"Reads" Mail Addresses

A precision optical device
which can "read" city and state
addresses on mailed envelopes
las been designed and manu-
factured by the local Argus
Optics Division.

The subsystem is part of the
world's first operational auto-
matic mail a d dr e s s reader
vhich is to be installed soon in
the Detroit Post Office.

The optics unit is tied in with
a photo sensing device and elec-
tronic computer which identifies
the state and causes the piece of
mail to be "shunted" into the
appropriate drop-off mail bag.

The automatic reader can
identify typewritten or printed
names of all 50 states and two
cities—Detroit and Washington,
D. C.

Each Argus-developed optics
unit tied into the computer will
sort 9,000 letters an hour—a job
that it would take 15 men to do.

James W. Thompson, general
manager of Argus Optics, an-
nounced development of the
optics subsystem under a sub-
contract with Farrington Elec-
tronics, Inc., of Springfield, Va.

It was understood that later
additions and modifications of
the mail address sorter will step
up its sorting speed to 27,000
letters an hour, identifying 50
cities as well as the 50 states.

The Post Office Department
in Washington, D. C., indicated
a principal objective is to incor-
porate a Zip Code optical scan-
ing device, now under develop-
|ment, into the sorter, permit-
ting it to sort mail by city, state
and Zip Code.

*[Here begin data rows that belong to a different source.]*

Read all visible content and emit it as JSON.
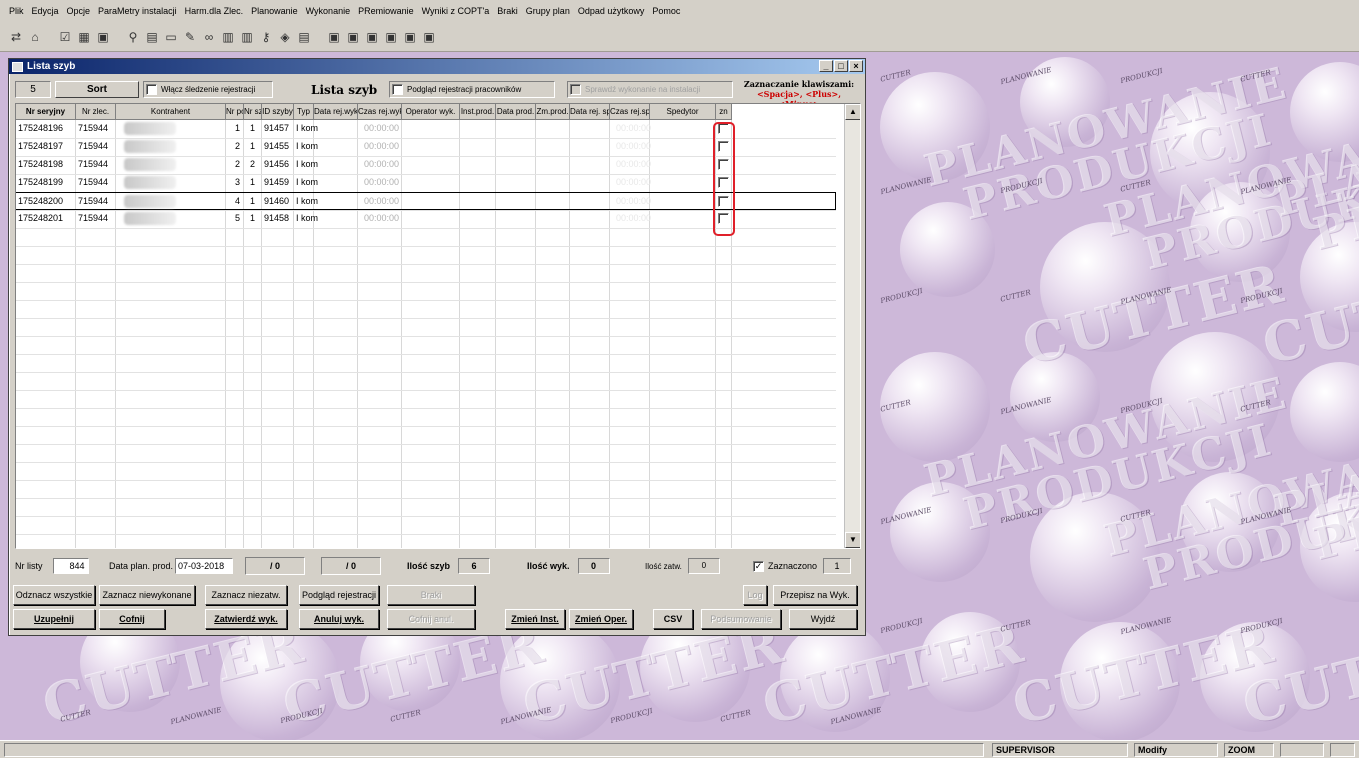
{
  "menu": [
    "Plik",
    "Edycja",
    "Opcje",
    "ParaMetry instalacji",
    "Harm.dla Zlec.",
    "Planowanie",
    "Wykonanie",
    "PRemiowanie",
    "Wyniki z COPT'a",
    "Braki",
    "Grupy plan",
    "Odpad użytkowy",
    "Pomoc"
  ],
  "window": {
    "title": "Lista szyb",
    "count_box": "5",
    "sort_label": "Sort",
    "wlacz_label": "Włącz śledzenie rejestracji",
    "list_title": "Lista szyb",
    "podglad_label": "Podgląd rejestracji pracowników",
    "sprawdz_label": "Sprawdź wykonanie na instalacji",
    "hotkeys_title": "Zaznaczanie klawiszami:",
    "hotkeys_keys": "<Spacja>, <Plus>, <Minus>"
  },
  "columns": [
    "Nr seryjny",
    "Nr zlec.",
    "Kontrahent",
    "Nr poz",
    "Nr szt.",
    "ID szyby",
    "Typ",
    "Data rej.wyk.",
    "Czas rej.wyk.",
    "Operator wyk.",
    "Inst.prod.",
    "Data prod.",
    "Zm.prod.",
    "Data rej. sp.",
    "Czas rej.sp.",
    "Spedytor",
    "zn"
  ],
  "rows": [
    {
      "serial": "175248196",
      "order": "715944",
      "poz": "1",
      "szt": "1",
      "id": "91457",
      "typ": "I kom",
      "time": "00:00:00",
      "time_sp": "00:00:00"
    },
    {
      "serial": "175248197",
      "order": "715944",
      "poz": "2",
      "szt": "1",
      "id": "91455",
      "typ": "I kom",
      "time": "00:00:00",
      "time_sp": "00:00:00"
    },
    {
      "serial": "175248198",
      "order": "715944",
      "poz": "2",
      "szt": "2",
      "id": "91456",
      "typ": "I kom",
      "time": "00:00:00",
      "time_sp": "00:00:00"
    },
    {
      "serial": "175248199",
      "order": "715944",
      "poz": "3",
      "szt": "1",
      "id": "91459",
      "typ": "I kom",
      "time": "00:00:00",
      "time_sp": "00:00:00"
    },
    {
      "serial": "175248200",
      "order": "715944",
      "poz": "4",
      "szt": "1",
      "id": "91460",
      "typ": "I kom",
      "time": "00:00:00",
      "time_sp": "00:00:00"
    },
    {
      "serial": "175248201",
      "order": "715944",
      "poz": "5",
      "szt": "1",
      "id": "91458",
      "typ": "I kom",
      "time": "00:00:00",
      "time_sp": "00:00:00"
    }
  ],
  "bottom": {
    "nr_listy_label": "Nr listy",
    "nr_listy": "844",
    "data_plan_label": "Data plan. prod.",
    "data_plan": "07-03-2018",
    "box1": "/ 0",
    "box2": "/ 0",
    "ilosc_szyb_label": "Ilość szyb",
    "ilosc_szyb": "6",
    "ilosc_wyk_label": "Ilość wyk.",
    "ilosc_wyk": "0",
    "ilosc_zatw_label": "Ilość zatw.",
    "ilosc_zatw": "0",
    "zaznaczono_label": "Zaznaczono",
    "zaznaczono": "1"
  },
  "buttons": {
    "odznacz": "Odznacz wszystkie",
    "zazn_niewyk": "Zaznacz niewykonane",
    "zazn_niezatw": "Zaznacz niezatw.",
    "podglad_rej": "Podgląd rejestracji",
    "braki": "Braki",
    "log": "Log",
    "przepisz": "Przepisz na Wyk.",
    "uzupelnij": "Uzupełnij",
    "cofnij": "Cofnij",
    "zatwierdz": "Zatwierdź wyk.",
    "anuluj": "Anuluj wyk.",
    "cofnij_anul": "Cofnij anul.",
    "zmien_inst": "Zmień Inst.",
    "zmien_oper": "Zmień Oper.",
    "csv": "CSV",
    "podsumowanie": "Podsumowanie",
    "wyjdz": "Wyjdź"
  },
  "watermark": {
    "line1": "PLANOWANIE",
    "line2": "PRODUKCJI",
    "cutter": "CUTTER",
    "small_cutter": "CUTTER",
    "small_plan": "PLANOWANIE",
    "small_prod": "PRODUKCJI"
  },
  "status": {
    "user": "SUPERVISOR",
    "mode": "Modify",
    "zoom": "ZOOM"
  },
  "colors": {
    "title_start": "#0a246a",
    "title_end": "#a6caf0",
    "highlight": "#e0202a",
    "desktop": "#cdb8d9",
    "hotkeys_keys": "#cc0000"
  }
}
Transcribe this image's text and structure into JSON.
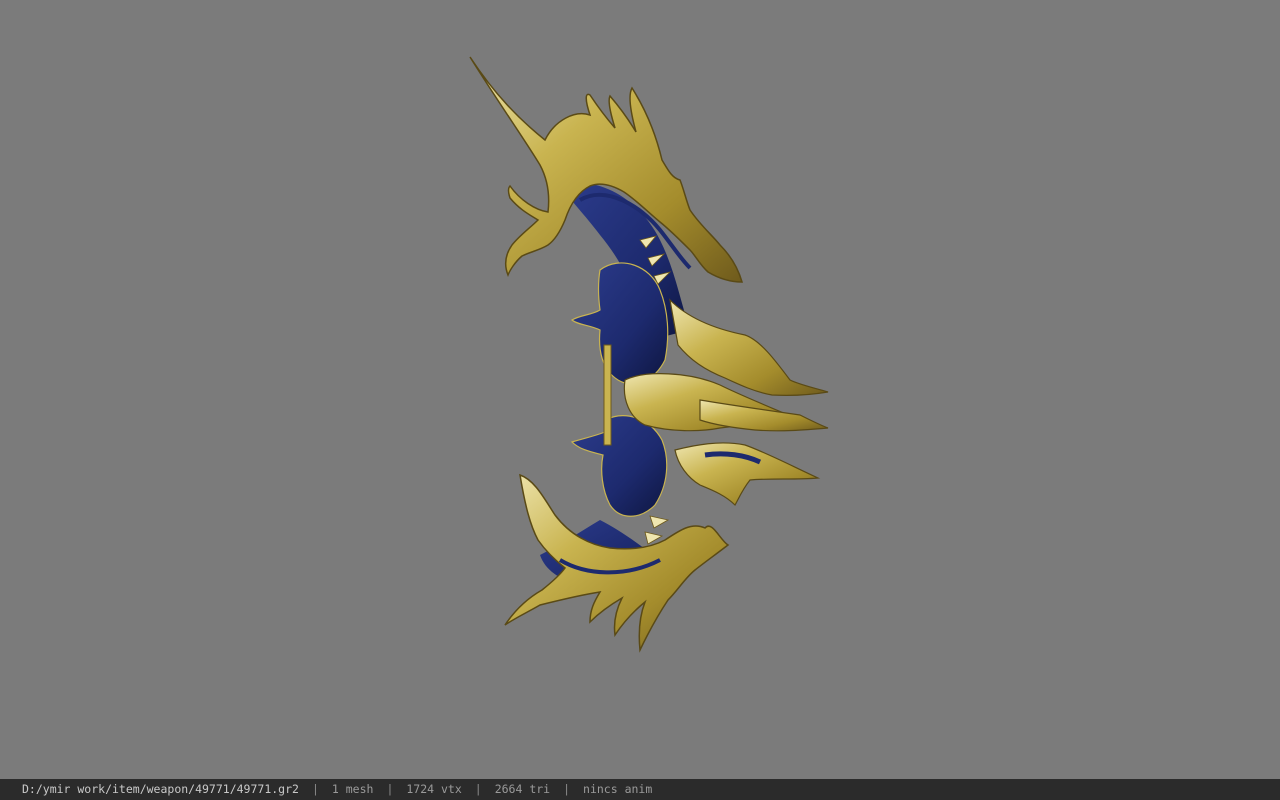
{
  "viewer": {
    "background_color": "#7b7b7b",
    "model_description": "bow",
    "model_colors": {
      "gold": "#c9b450",
      "gold_highlight": "#efe6b0",
      "gold_shadow": "#6e5a1c",
      "blue": "#1d2a6e",
      "blue_dark": "#0e1640"
    }
  },
  "statusbar": {
    "file_path": "D:/ymir work/item/weapon/49771/49771.gr2",
    "mesh_count": "1 mesh",
    "vertex_count": "1724 vtx",
    "triangle_count": "2664 tri",
    "anim_status": "nincs anim",
    "separator": "|"
  }
}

Ann Arbor Postmaster Don-
old G. Bachman •t recent
adoption of the n 'p Code
system was a "
tion of greatly i;

anization in mail handling tech-